|CS 321 Spring 2013 > Lecture Notes for Monday, January 23, 2013|
Concurrency means logically (as opposed to physically) doing multiple operations at the same time. Modern OSs support concurrency far in excess of the number of processors in the machine. They do this by rapidly switching a single processor between multiple tasks. This is called multitasking (an older term, time sharing, means essentially the same thing). Such switching may be done with or without the explicit permission of the programs being executed concurrently. In the latter case, the OS is doing preemptive multitasking.
A process is a program in execution. This is an abstraction of the processor. A typical modern computer runs hundreds of processes concurrently.
We also use the term “process” to refer to the operating facility that supports a running program. Modern OSs generally allow this facility to support multiple concurrent executions, all of which have access to the same memory. These are called (kernel) threads.
Each process has an address space: its abstraction of the memory. This looks like a simple sequence of bytes, accessed via the usual assembly-language instructions. In practice, parts of the address space may correspond to physical memory, while other parts are actually on disk. When the latter are accessed, they are loaded into memory (this is virtual memory). If memory is full, then portions may need to be swapped out to storage.
is another abstraction that looks like a sequence of bytes,
but it is accessed via a very different interface:
which is optimized for slow connections.
Conceptually, a file is an abstraction of storage;
however, as we have seen, essentially anything can be behind
the file interface.
Input/output, or I/O, means communication with anything other than the processor and the memory.
All modern OSs provide various kinds of protection: ensuring that all access (to memory, files, etc.) is authorized.
A shell is a low-ish level interface to operating-system functionality. Traditionally, a shell uses a command-line interface.
Some things an OS does without being directly told to do so: switch between processes, swap a portion of memory out to disk, etc. Other OS operations are done when requested: output something, start a new process, wait a while, grab some memory, etc. These requests are done via system calls.
System calls happen a lot: essentially everything a program does, aside from mucking about with its own variables, will involve system calls.

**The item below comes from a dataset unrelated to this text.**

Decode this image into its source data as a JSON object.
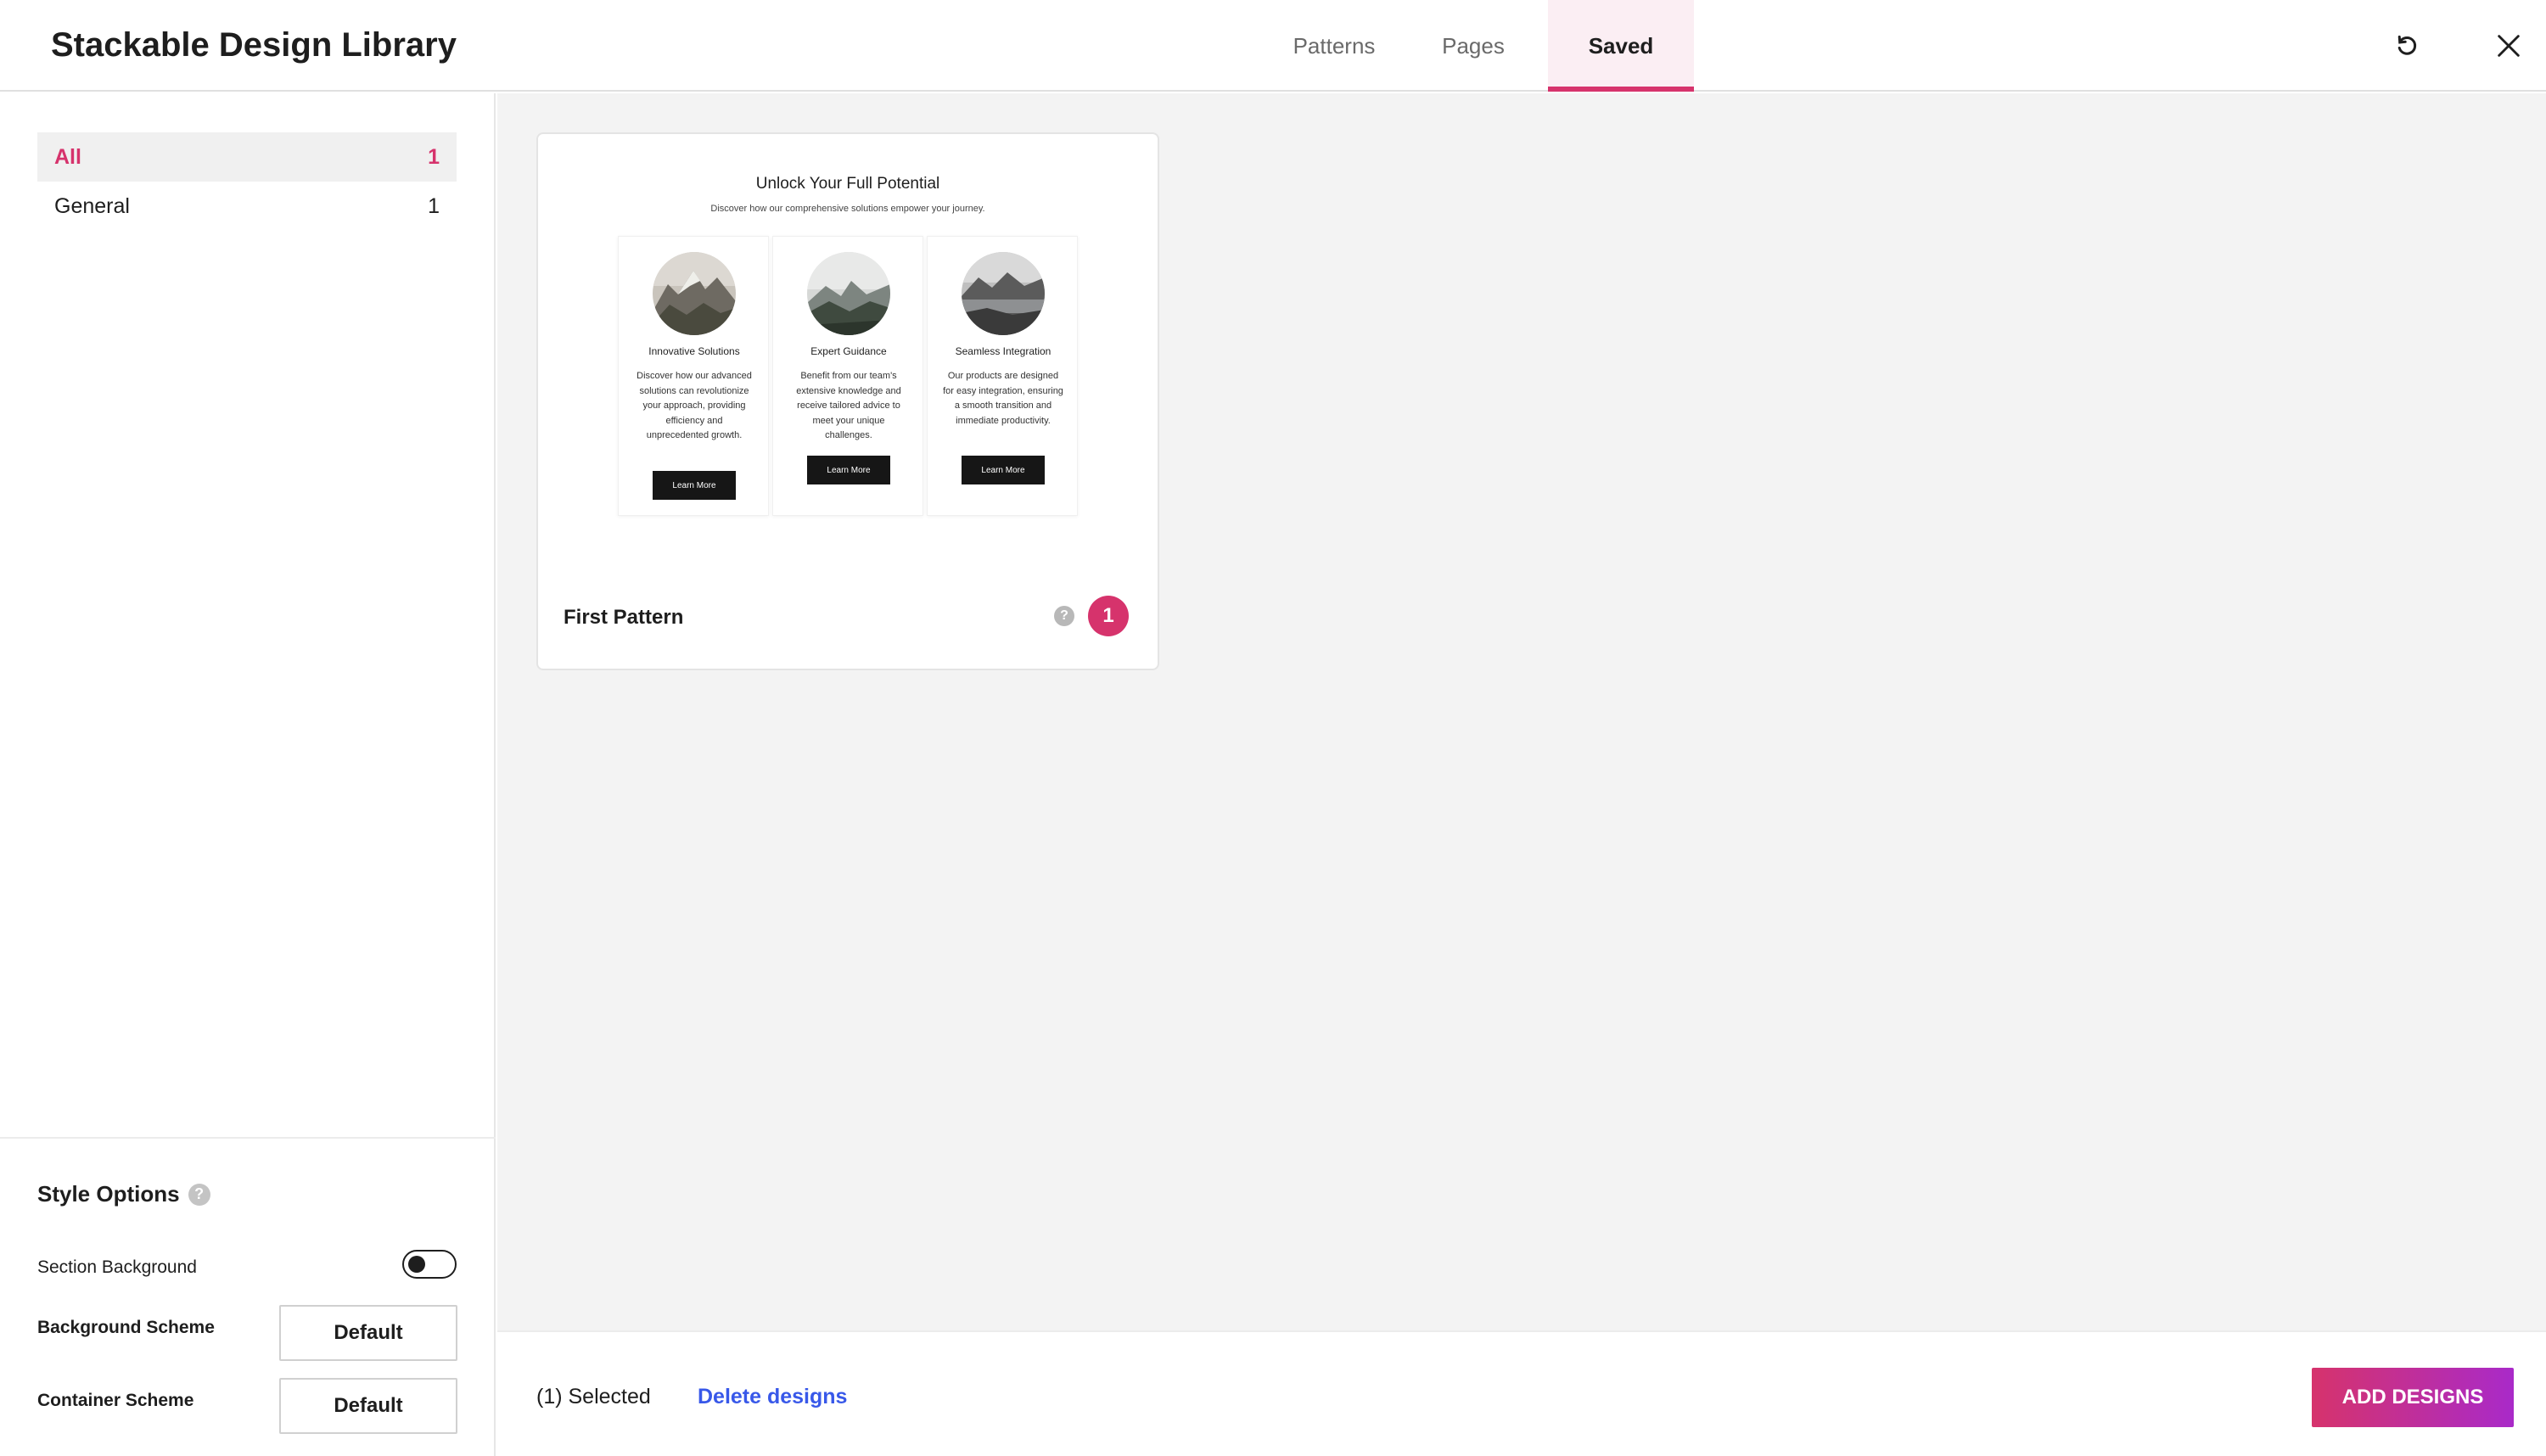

Nonetheless, in a typical program
we rarely deal directly with actual system calls.
Typically we use higher-level library routines that make system calls.
For example, in C++, “
cout << ...”
is (in part) a wrapper around the
sys_write system call.
In C/C++, system calls are usually made through thin wrapper functions. These are bare-bones interfaces to the assembly-language system calls. The main reason for a wrapper is calling conventions: C/C++ functions are not called the same way that system calls are made.
We looked at the following Unix system call wrappers.
All are usually declared in
(not an ANSI standard header).
sys_write. Write to a (virtual?) file. Takes file descriptor, pointer to character buffer, number of characters to write. Returns number of characters actually written. A file descriptor is a nonnegative integer that identifies an open file. File descriptors are returned by the
sys_opensystem call. Standard file descriptors that are opened for us are
2(standard error output).
sys_exit. (The underscore avoids name conflict with a Standard Library function.) End current process. Takes integer parameter, which is used as status of process. By convention, a status of zero means no error, while nonzero signals an error. Does not return.
sys_sleep; may be wrapper around
sys_nanosleep, which allows for more fine-grained timing. Put process to sleep for given number of seconds. Takes integer parameter: number of seconds to sleep. Returns number of seconds the process actually slept.
sys_fork. Clone the current process. No parameters. Return value is integer of type
pid_t. For child process, returns zero. For parent process, returns non-zero. If return value is positive: process ID (PID) of child. If negative: fork failed.
for C++ code that makes system calls.
Note: These will probably work on most Unix-derived OSs;
they may not work under Windows.
System Calls will be continued next time.